ACTION ITEM:
Return every entry exactly, except for any pictures.

EXTRACTED ENTRIES:
* * * * * * *
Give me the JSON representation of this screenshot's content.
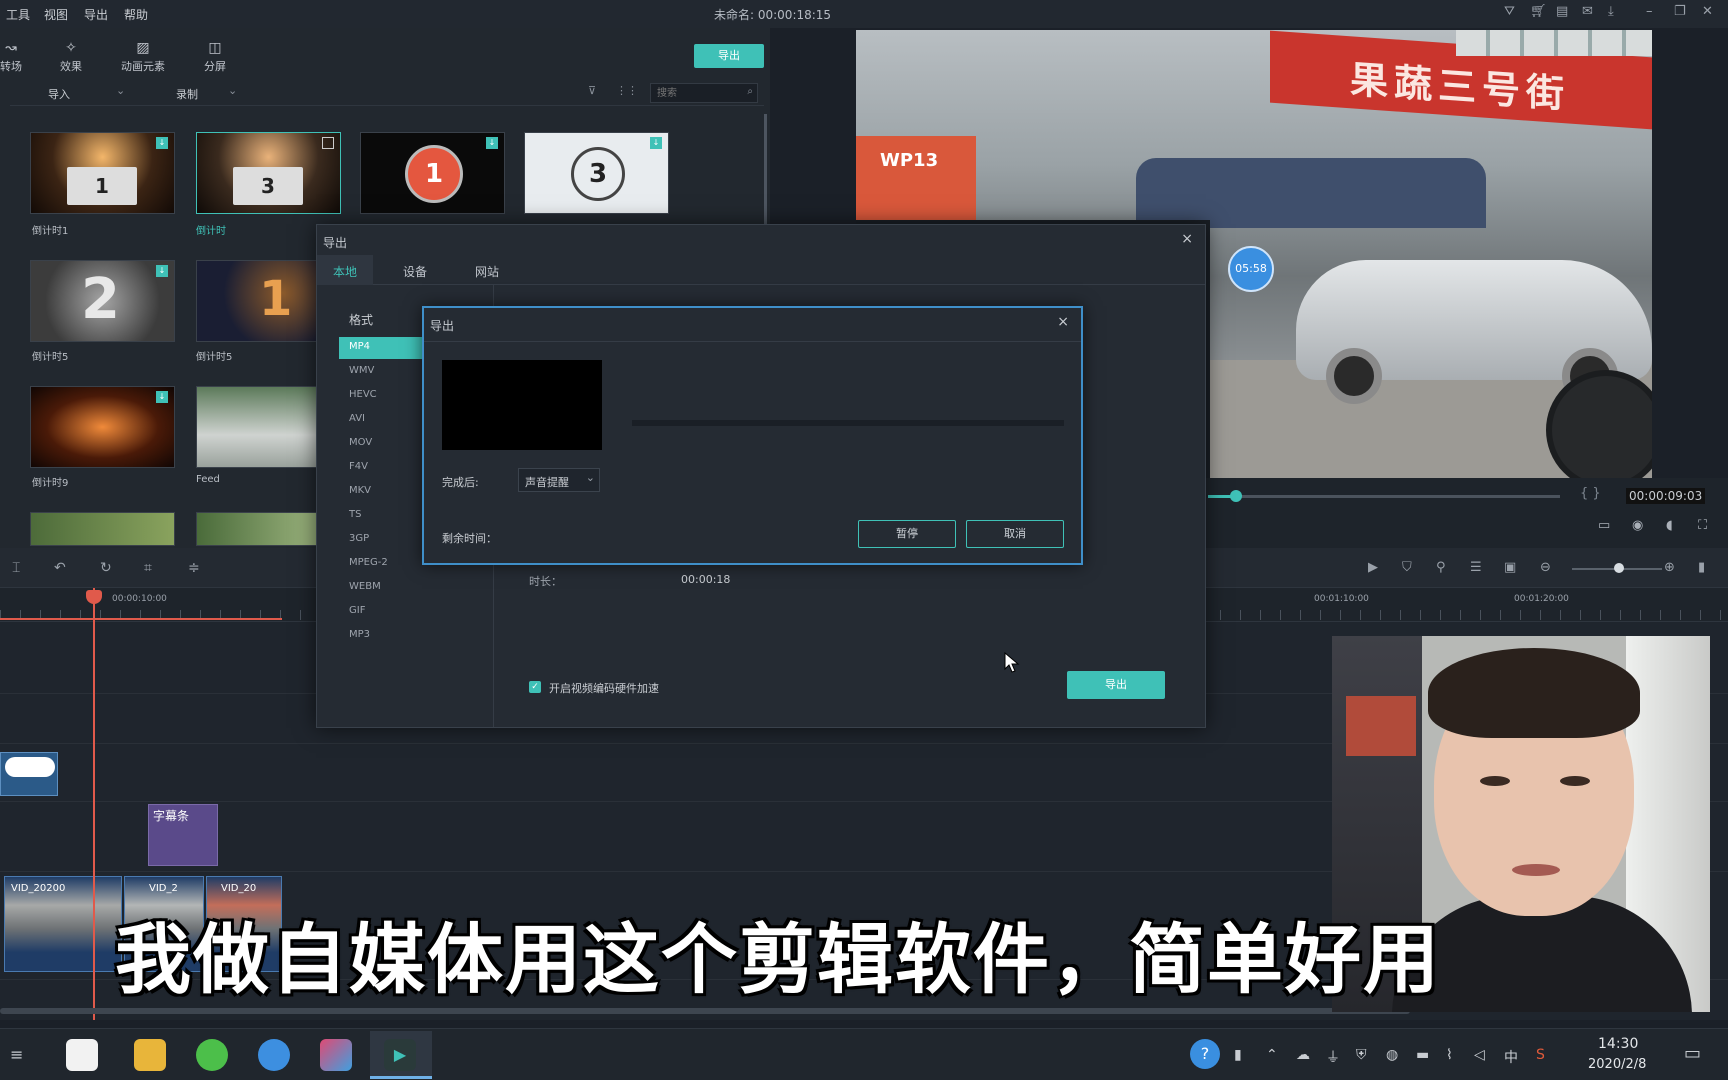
{
  "menubar": {
    "menus": [
      "工具",
      "视图",
      "导出",
      "帮助"
    ],
    "title": "未命名: 00:00:18:15"
  },
  "library": {
    "tools": [
      {
        "label": "转场",
        "icon": "transition-icon"
      },
      {
        "label": "效果",
        "icon": "effects-icon"
      },
      {
        "label": "动画元素",
        "icon": "elements-icon"
      },
      {
        "label": "分屏",
        "icon": "split-screen-icon"
      }
    ],
    "export_button": "导出",
    "import_label": "导入",
    "record_label": "录制",
    "search_placeholder": "搜索",
    "thumbnails": [
      {
        "label": "倒计时1"
      },
      {
        "label": "倒计时"
      },
      {
        "label": ""
      },
      {
        "label": ""
      },
      {
        "label": "倒计时5"
      },
      {
        "label": "倒计时5"
      },
      {
        "label": "倒计时9"
      },
      {
        "label": "Feed"
      }
    ]
  },
  "preview": {
    "shop_sign": "果蔬三号街",
    "truck_text": "WP13",
    "timer_badge": "05:58",
    "timecode": "00:00:09:03"
  },
  "timeline": {
    "ruler_labels": [
      "00:00:10:00",
      "00:01:10:00",
      "00:01:20:00"
    ],
    "title_clip": "字幕条",
    "video_clips": [
      "VID_20200",
      "VID_2",
      "VID_20"
    ]
  },
  "export_dialog": {
    "title": "导出",
    "close": "×",
    "tabs": [
      "本地",
      "设备",
      "网站"
    ],
    "format_header": "格式",
    "formats": [
      "MP4",
      "WMV",
      "HEVC",
      "AVI",
      "MOV",
      "F4V",
      "MKV",
      "TS",
      "3GP",
      "MPEG-2",
      "WEBM",
      "GIF",
      "MP3"
    ],
    "duration_label": "时长：",
    "duration_value": "00:00:18",
    "hw_accel_label": "开启视频编码硬件加速",
    "export_button": "导出"
  },
  "progress_dialog": {
    "title": "导出",
    "close": "×",
    "after_label": "完成后:",
    "after_value": "声音提醒",
    "remaining_label": "剩余时间：",
    "pause_button": "暂停",
    "cancel_button": "取消",
    "progress": 0.0
  },
  "subtitle": "我做自媒体用这个剪辑软件，简单好用",
  "taskbar": {
    "time": "14:30",
    "date": "2020/2/8",
    "ime": "中"
  }
}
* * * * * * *
EXERCISE RESPONSE:
Give me the JSON representation of this screenshot's content.
{
  "menubar": {
    "menus": [
      "工具",
      "视图",
      "导出",
      "帮助"
    ],
    "title": "未命名: 00:00:18:15"
  },
  "library": {
    "tools": [
      {
        "label": "转场",
        "icon": "transition-icon"
      },
      {
        "label": "效果",
        "icon": "effects-icon"
      },
      {
        "label": "动画元素",
        "icon": "elements-icon"
      },
      {
        "label": "分屏",
        "icon": "split-screen-icon"
      }
    ],
    "export_button": "导出",
    "import_label": "导入",
    "record_label": "录制",
    "search_placeholder": "搜索",
    "thumbnails": [
      {
        "label": "倒计时1"
      },
      {
        "label": "倒计时"
      },
      {
        "label": ""
      },
      {
        "label": ""
      },
      {
        "label": "倒计时5"
      },
      {
        "label": "倒计时5"
      },
      {
        "label": "倒计时9"
      },
      {
        "label": "Feed"
      }
    ]
  },
  "preview": {
    "shop_sign": "果蔬三号街",
    "truck_text": "WP13",
    "timer_badge": "05:58",
    "timecode": "00:00:09:03"
  },
  "timeline": {
    "ruler_labels": [
      "00:00:10:00",
      "00:01:10:00",
      "00:01:20:00"
    ],
    "title_clip": "字幕条",
    "video_clips": [
      "VID_20200",
      "VID_2",
      "VID_20"
    ]
  },
  "export_dialog": {
    "title": "导出",
    "close": "×",
    "tabs": [
      "本地",
      "设备",
      "网站"
    ],
    "format_header": "格式",
    "formats": [
      "MP4",
      "WMV",
      "HEVC",
      "AVI",
      "MOV",
      "F4V",
      "MKV",
      "TS",
      "3GP",
      "MPEG-2",
      "WEBM",
      "GIF",
      "MP3"
    ],
    "duration_label": "时长：",
    "duration_value": "00:00:18",
    "hw_accel_label": "开启视频编码硬件加速",
    "export_button": "导出"
  },
  "progress_dialog": {
    "title": "导出",
    "close": "×",
    "after_label": "完成后:",
    "after_value": "声音提醒",
    "remaining_label": "剩余时间：",
    "pause_button": "暂停",
    "cancel_button": "取消",
    "progress": 0.0
  },
  "subtitle": "我做自媒体用这个剪辑软件，简单好用",
  "taskbar": {
    "time": "14:30",
    "date": "2020/2/8",
    "ime": "中"
  }
}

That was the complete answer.